Despite these actions, the value of GM stock has traditionally struggled to surpass the $40 mark, spending most of its time stuck in the $33-$38 per share range. The is problematic, since the value of the “new GM’s” Initial Public Offering, or IPO, was $33 per share in November 2010, frustrating many investors. The circumstance was changing until economic warning bells began to ring last week.
We remain interested in seeing how GM stock performs during the final two quarters of 2019, especially as the Detroit-based automaker launches its GEM-based vehicles for developing markets, completes the roll-out of its full-size pickup trucks, and begins to launch its all-new full-size SUVs and various new Cadillac models.
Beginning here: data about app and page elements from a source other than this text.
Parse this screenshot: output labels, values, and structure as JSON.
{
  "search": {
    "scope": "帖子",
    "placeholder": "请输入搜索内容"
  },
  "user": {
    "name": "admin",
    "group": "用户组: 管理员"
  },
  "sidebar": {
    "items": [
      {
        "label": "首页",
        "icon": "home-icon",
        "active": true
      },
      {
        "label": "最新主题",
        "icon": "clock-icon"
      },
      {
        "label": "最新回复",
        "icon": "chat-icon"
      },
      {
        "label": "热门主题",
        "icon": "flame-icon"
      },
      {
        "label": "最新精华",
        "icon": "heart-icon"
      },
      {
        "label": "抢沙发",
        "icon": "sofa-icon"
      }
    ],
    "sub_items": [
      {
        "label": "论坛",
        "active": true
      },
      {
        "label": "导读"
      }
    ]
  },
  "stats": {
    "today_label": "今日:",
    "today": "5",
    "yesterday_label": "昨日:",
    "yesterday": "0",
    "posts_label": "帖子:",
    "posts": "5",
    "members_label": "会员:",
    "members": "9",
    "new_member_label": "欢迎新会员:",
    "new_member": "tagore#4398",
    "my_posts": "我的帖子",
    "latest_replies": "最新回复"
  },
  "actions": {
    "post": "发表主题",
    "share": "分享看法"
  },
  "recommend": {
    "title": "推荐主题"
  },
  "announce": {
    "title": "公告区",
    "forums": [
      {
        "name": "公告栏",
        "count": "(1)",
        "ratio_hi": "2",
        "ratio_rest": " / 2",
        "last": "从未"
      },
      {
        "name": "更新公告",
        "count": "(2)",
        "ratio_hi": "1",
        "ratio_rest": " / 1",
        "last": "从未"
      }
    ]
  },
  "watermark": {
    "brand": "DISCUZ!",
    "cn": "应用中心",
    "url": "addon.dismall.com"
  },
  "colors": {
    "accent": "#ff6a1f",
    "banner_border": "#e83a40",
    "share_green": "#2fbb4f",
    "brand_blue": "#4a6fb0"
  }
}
All of these products are expected to contribute significantly to its bottom line.
In addition, the automaker was planning to roll out an autonomous ride-sharing service from its Cruise division by the end of 2019, but has announced that it will push back that timeline. GM sees the robo-taxi service as a “trillion-dollar opportunity.”
In July 2019, GM unveiled the new Corvette, which is switching to a mid-engine layout for the first time in its history. The mid-engine Corvette, also known as Corvette C8 or the 2020 Corvette, will launch around December 2019. The vehicle, which is still available to order, is also expected to contribute to GM’s bottom line, since the Corvette carries healthy profit margins.